Although the Clinton administration, under pressure from state governments sympathetic to the Christian right, removed all questions regarding sexual orientation from its National Youth Risk Behavior Survey, some states have done their own. In a survey of nearly 4000 high school students by the Massachusetts Dept. of Education, kids who self-identified as gay, lesbian or bisexual were seven times more likely then other kids to have skipped school because they felt unsafe (22.2 percent versus 3.3). A 1997 study by the Vermont Dept. of Health found that gay kids were threatened or injured with a weapon at school three times more than straight kids (24 percent versus 8).
In pooh-poohing the questions on homophobic harassment and on AIDS the other night in Queens, you said your job was only to raise reading and math scores.
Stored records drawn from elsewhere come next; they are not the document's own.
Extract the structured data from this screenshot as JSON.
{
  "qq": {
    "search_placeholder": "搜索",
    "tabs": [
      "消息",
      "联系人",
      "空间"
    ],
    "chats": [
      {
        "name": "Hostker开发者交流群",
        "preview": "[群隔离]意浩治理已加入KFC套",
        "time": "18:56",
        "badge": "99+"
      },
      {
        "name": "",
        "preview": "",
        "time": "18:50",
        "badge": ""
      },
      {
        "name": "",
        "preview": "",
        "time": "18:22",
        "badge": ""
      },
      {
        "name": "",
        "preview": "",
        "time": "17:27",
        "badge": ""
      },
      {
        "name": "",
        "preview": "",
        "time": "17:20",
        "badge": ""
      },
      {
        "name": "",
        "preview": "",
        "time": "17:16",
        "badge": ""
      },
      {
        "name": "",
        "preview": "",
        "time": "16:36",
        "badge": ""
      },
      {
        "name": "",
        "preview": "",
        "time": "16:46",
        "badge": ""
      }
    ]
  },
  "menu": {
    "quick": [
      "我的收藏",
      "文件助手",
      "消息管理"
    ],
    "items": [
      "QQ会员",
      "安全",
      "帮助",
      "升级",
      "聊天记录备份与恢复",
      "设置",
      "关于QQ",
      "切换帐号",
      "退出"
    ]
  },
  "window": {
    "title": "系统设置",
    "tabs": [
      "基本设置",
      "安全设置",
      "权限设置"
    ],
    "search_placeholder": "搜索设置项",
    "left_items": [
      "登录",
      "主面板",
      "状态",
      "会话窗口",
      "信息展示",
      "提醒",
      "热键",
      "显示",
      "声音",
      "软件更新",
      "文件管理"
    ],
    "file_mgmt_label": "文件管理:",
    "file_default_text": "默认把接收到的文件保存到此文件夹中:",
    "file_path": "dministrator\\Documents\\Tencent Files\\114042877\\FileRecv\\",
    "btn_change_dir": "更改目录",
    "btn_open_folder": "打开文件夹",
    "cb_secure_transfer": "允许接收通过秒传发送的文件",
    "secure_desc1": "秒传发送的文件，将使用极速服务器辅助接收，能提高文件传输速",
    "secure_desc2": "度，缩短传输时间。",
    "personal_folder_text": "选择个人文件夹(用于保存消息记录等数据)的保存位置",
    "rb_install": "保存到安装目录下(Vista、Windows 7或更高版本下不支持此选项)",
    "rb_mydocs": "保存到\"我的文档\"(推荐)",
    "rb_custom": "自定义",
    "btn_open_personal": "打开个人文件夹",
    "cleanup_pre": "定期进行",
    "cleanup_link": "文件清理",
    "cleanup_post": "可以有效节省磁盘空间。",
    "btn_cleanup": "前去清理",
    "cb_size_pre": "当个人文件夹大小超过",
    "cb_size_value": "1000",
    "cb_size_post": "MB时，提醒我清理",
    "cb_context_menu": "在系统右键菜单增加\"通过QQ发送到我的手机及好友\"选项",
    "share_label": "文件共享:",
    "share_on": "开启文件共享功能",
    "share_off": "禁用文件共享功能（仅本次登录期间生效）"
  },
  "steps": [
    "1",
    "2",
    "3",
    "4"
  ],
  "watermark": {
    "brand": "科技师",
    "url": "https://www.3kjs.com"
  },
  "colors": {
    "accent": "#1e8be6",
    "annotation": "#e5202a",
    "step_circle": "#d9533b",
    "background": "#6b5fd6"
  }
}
Well, higher test scores mean nothing if you're dead from HIV. And it's very hard to study when you're being harassed. As Jon Lasser, an Austin, TX, school psychologist who studied hundreds of gay kids in the school system there, puts it, "Many of them have a form of post-traumatic stress syndrome that affects their schoolwork?fear of getting hurt really shakes them up and makes it hard to concentrate."
Taking school superintendents to hear Isaac Stern is all well and good, but on your next field trip you ought to take them to Harvey Milk High School, which is part of the city system. There you and they could listen to the all-gay student body's stories of the kinds of daily threats and harassment that drove them out of the regular schools (underfunded Harvey Milk has a waiting list of hundreds of kids desperate to escape from the reign of terror they experience in the other schools under your supervision). If you can't (or won't) try to persuade the current board to adopt policies to protect gay kids, at least you should speak out publicly in support of state Sen. Tom Duane's Dignity for All Students Act, modeled on the law of that same name passed by California. The Duane bill would bar discrimination and harassment in the schools, including on the basis of sexual orientation or gender as well as race and ethnicity; create programs to foster harassment-free school environments; and set up a reporting mechanism to compile data on bias incidents against students (the bill was approved by the Assembly Education Committee on May 23 by a 20-7 vote). So far, you've been silent on the bill (for that matter, so has the politically ambitious board president, Bill Thompson).
If 110 Livingston St. has failed to protect all our kids from HIV and our gay kids from harassment it's in large measure because of the potent opposition from the homophobic Catholic Archdiocese and the ultra-Orthodox Jewish community. Now that's politics. But allowing these religious primitives to have a stranglehold on safe-sex and anti-bias education and protection programs flouts our country's historic tradition of the separation of church and state. Instead, you should set an example by speaking out against the harassment of our gay kids and on the need to protect all kids from AIDS. That's what real leadership means.
Doug Ireland is a contributing editor for POZ, the national monthly for the HIV-positive community.